WORK TO BE COMPLETED: Scan the entries below and extract each line with the word "feature" in it.

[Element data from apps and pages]
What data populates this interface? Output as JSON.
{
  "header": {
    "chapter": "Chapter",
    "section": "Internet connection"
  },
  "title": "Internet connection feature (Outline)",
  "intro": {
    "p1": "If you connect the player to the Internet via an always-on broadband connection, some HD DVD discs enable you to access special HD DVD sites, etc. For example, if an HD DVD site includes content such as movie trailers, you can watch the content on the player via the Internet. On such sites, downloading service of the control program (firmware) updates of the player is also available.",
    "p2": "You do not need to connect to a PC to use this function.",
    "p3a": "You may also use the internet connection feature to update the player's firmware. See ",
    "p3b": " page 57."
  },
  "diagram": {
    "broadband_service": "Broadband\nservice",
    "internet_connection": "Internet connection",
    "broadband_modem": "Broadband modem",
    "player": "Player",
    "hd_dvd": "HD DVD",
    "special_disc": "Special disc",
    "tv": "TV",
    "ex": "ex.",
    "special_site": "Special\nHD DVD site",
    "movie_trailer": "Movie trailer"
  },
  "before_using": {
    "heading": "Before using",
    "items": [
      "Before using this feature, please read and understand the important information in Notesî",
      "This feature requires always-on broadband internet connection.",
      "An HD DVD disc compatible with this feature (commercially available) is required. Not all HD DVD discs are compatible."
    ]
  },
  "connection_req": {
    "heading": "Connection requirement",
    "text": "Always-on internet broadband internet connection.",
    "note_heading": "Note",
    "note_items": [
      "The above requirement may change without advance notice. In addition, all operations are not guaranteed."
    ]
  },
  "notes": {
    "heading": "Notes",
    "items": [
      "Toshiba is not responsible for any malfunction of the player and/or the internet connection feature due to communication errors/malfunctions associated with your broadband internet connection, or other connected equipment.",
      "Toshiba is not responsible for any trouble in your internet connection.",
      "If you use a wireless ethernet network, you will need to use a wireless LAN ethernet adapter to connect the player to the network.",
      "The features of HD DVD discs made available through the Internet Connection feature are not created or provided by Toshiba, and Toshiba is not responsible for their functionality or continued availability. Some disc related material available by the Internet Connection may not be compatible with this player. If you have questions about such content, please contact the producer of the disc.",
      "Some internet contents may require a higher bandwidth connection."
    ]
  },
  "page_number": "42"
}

EXERCISE OUTPUT:
  "title": "Internet connection feature (Outline)",
    "p3a": "You may also use the internet connection feature to update the player's firmware. See ",
      "Before using this feature, please read and understand the important information in Notesî",
      "This feature requires always-on broadband internet connection.",
      "An HD DVD disc compatible with this feature (commercially available) is required. Not all HD DVD discs are compatible."
      "Toshiba is not responsible for any malfunction of the player and/or the internet connection feature due to communication errors/malfunctions associated with your broadband internet connection, or other connected equipment.",
      "The features of HD DVD discs made available through the Internet Connection feature are not created or provided by Toshiba, and Toshiba is not responsible for their functionality or continued availability. Some disc related material available by the Internet Connection may not be compatible with this player. If you have questions about such content, please contact the producer of the disc.",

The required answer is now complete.